##### Input records
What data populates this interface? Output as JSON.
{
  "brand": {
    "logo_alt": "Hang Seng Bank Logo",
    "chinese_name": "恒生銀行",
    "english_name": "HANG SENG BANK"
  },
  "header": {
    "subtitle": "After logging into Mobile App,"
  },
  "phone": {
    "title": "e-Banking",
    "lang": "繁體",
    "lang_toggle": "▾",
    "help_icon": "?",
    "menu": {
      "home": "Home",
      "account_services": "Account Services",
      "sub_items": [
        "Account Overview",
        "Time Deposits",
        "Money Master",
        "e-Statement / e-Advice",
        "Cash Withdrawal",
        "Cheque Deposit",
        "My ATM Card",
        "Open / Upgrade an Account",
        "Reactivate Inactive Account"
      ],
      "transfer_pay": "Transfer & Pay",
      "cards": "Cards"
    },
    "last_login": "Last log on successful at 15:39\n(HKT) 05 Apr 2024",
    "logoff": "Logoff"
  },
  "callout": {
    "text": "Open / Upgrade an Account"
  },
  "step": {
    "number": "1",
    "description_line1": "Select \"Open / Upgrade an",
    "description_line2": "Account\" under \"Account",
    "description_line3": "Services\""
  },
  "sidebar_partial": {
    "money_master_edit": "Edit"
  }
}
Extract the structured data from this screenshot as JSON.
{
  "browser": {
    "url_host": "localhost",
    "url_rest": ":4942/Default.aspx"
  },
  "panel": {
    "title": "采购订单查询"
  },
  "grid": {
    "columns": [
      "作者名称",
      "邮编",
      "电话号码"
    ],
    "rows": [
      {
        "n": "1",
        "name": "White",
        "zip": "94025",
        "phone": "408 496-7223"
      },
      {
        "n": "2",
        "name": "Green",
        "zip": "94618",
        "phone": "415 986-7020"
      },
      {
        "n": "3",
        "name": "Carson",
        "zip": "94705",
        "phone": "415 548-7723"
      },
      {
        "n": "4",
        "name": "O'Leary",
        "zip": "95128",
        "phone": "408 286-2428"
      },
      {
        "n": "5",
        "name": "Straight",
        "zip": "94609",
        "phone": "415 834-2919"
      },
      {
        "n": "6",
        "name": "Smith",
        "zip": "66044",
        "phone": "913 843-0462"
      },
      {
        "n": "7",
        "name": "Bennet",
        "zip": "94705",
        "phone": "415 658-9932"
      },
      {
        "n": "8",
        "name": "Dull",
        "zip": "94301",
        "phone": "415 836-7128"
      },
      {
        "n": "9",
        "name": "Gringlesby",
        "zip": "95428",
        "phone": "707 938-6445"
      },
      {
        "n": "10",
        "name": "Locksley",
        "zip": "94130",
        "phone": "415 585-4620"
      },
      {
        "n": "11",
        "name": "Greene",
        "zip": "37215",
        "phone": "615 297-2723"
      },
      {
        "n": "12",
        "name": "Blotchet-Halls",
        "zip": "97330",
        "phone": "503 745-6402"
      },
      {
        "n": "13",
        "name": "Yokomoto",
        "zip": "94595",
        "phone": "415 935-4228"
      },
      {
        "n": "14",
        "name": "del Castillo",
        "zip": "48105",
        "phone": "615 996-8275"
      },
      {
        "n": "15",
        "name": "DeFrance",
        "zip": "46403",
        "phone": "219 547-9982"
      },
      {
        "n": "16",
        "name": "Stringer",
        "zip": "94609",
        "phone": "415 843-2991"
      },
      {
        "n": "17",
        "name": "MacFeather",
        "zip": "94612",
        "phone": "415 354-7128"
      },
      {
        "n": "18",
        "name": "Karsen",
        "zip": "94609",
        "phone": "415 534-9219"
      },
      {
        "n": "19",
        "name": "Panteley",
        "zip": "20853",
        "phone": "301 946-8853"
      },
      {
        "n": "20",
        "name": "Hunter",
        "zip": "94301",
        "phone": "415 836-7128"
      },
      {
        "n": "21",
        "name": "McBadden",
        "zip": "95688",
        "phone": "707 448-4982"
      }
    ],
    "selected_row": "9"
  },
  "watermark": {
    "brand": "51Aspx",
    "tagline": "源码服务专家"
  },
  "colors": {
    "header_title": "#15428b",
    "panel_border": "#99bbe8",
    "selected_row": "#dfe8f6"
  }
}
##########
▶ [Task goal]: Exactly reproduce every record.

▶ [Exercise output]:
What data populates this interface? Output as JSON.
{
  "brand": {
    "logo_alt": "Hang Seng Bank Logo",
    "chinese_name": "恒生銀行",
    "english_name": "HANG SENG BANK"
  },
  "header": {
    "subtitle": "After logging into Mobile App,"
  },
  "phone": {
    "title": "e-Banking",
    "lang": "繁體",
    "lang_toggle": "▾",
    "help_icon": "?",
    "menu": {
      "home": "Home",
      "account_services": "Account Services",
      "sub_items": [
        "Account Overview",
        "Time Deposits",
        "Money Master",
        "e-Statement / e-Advice",
        "Cash Withdrawal",
        "Cheque Deposit",
        "My ATM Card",
        "Open / Upgrade an Account",
        "Reactivate Inactive Account"
      ],
      "transfer_pay": "Transfer & Pay",
      "cards": "Cards"
    },
    "last_login": "Last log on successful at 15:39\n(HKT) 05 Apr 2024",
    "logoff": "Logoff"
  },
  "callout": {
    "text": "Open / Upgrade an Account"
  },
  "step": {
    "number": "1",
    "description_line1": "Select \"Open / Upgrade an",
    "description_line2": "Account\" under \"Account",
    "description_line3": "Services\""
  },
  "sidebar_partial": {
    "money_master_edit": "Edit"
  }
}
Extract the structured data from this screenshot as JSON.
{
  "browser": {
    "url_host": "localhost",
    "url_rest": ":4942/Default.aspx"
  },
  "panel": {
    "title": "采购订单查询"
  },
  "grid": {
    "columns": [
      "作者名称",
      "邮编",
      "电话号码"
    ],
    "rows": [
      {
        "n": "1",
        "name": "White",
        "zip": "94025",
        "phone": "408 496-7223"
      },
      {
        "n": "2",
        "name": "Green",
        "zip": "94618",
        "phone": "415 986-7020"
      },
      {
        "n": "3",
        "name": "Carson",
        "zip": "94705",
        "phone": "415 548-7723"
      },
      {
        "n": "4",
        "name": "O'Leary",
        "zip": "95128",
        "phone": "408 286-2428"
      },
      {
        "n": "5",
        "name": "Straight",
        "zip": "94609",
        "phone": "415 834-2919"
      },
      {
        "n": "6",
        "name": "Smith",
        "zip": "66044",
        "phone": "913 843-0462"
      },
      {
        "n": "7",
        "name": "Bennet",
        "zip": "94705",
        "phone": "415 658-9932"
      },
      {
        "n": "8",
        "name": "Dull",
        "zip": "94301",
        "phone": "415 836-7128"
      },
      {
        "n": "9",
        "name": "Gringlesby",
        "zip": "95428",
        "phone": "707 938-6445"
      },
      {
        "n": "10",
        "name": "Locksley",
        "zip": "94130",
        "phone": "415 585-4620"
      },
      {
        "n": "11",
        "name": "Greene",
        "zip": "37215",
        "phone": "615 297-2723"
      },
      {
        "n": "12",
        "name": "Blotchet-Halls",
        "zip": "97330",
        "phone": "503 745-6402"
      },
      {
        "n": "13",
        "name": "Yokomoto",
        "zip": "94595",
        "phone": "415 935-4228"
      },
      {
        "n": "14",
        "name": "del Castillo",
        "zip": "48105",
        "phone": "615 996-8275"
      },
      {
        "n": "15",
        "name": "DeFrance",
        "zip": "46403",
        "phone": "219 547-9982"
      },
      {
        "n": "16",
        "name": "Stringer",
        "zip": "94609",
        "phone": "415 843-2991"
      },
      {
        "n": "17",
        "name": "MacFeather",
        "zip": "94612",
        "phone": "415 354-7128"
      },
      {
        "n": "18",
        "name": "Karsen",
        "zip": "94609",
        "phone": "415 534-9219"
      },
      {
        "n": "19",
        "name": "Panteley",
        "zip": "20853",
        "phone": "301 946-8853"
      },
      {
        "n": "20",
        "name": "Hunter",
        "zip": "94301",
        "phone": "415 836-7128"
      },
      {
        "n": "21",
        "name": "McBadden",
        "zip": "95688",
        "phone": "707 448-4982"
      }
    ],
    "selected_row": "9"
  },
  "watermark": {
    "brand": "51Aspx",
    "tagline": "源码服务专家"
  },
  "colors": {
    "header_title": "#15428b",
    "panel_border": "#99bbe8",
    "selected_row": "#dfe8f6"
  }
}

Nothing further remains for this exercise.